[6] The judge was correct in instructing the jury that they were not to take Lane's negligence into account if they found employees of the defendant had engaged in wilful or wanton misconduct.

[7] The plaintiff's argument that the failure of the jury to award punitive damages makes the error harmless is, therefore, incorrect.

[8] The definition of gross negligence as a degree of negligence was in accord with long-standing Massachusetts authority. See, e.g., Altman v. Aronson, 231 Mass. 588, 591-592 (1919); Davis v. Walent, 16 Mass. App. Ct. 83, 92-93 (1983).

[9] In relevant part, G.L.c. 231, § 85 (inserted by St. 1973, c. 1123, § 1), provides: "Contributory negligence shall not bar recovery in any action by any person or legal representative to recover damages for negligence resulting in death or in injury to person or property, if such negligence was not greater than the total amount of negligence attributable to the person or persons against whom recovery is sought, but any damages allowed shall be diminished in proportion to the amount of negligence attributable to the person for whose injury, damage or death recovery is made."
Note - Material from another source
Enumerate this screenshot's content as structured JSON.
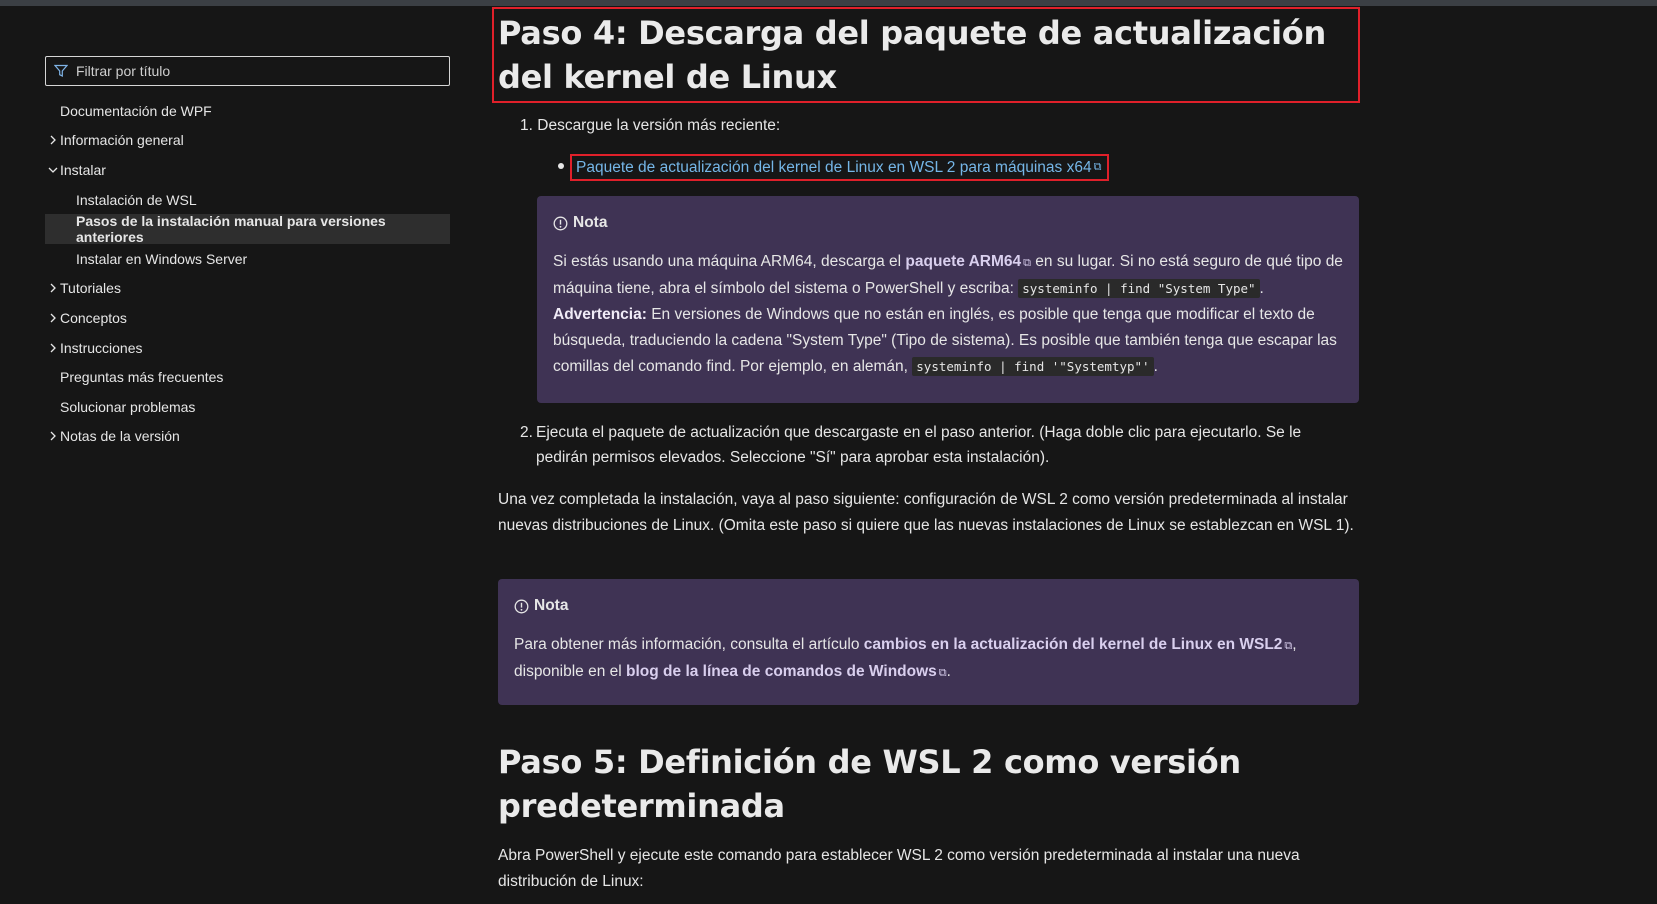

[10] Special verdicts or questions would be helpful in assisting the jury in sorting out the various theories of liability in this case and in testing whether particular answers to such questions are supported by the evidence. The plaintiff claims that the railroad acted unreasonably in ejecting Lane and that Lane never lost his status as a passenger. The defendant claims it did act reasonably and that the only duty it had to Lane was not to act wilfully and wantonly. See the last clause of G.L.c. 229, § 2, reproduced at the end of note 5, supra. Thus, in addition to the complex questions of computing damages if both Lane and the defendant are found negligent, the jury must determine what the conduct of Lane was on the train and what it was after he had been ejected. A separation of the issues involving the duty of care and of the respective negligence of each party, if any, seems here appropriate. See McCue v. Prudential Ins. Co., 371 Mass. 659, 666 (1976). See also Smith & Zobel, Rules Practice §§ 49.2 & 49.3 (1977).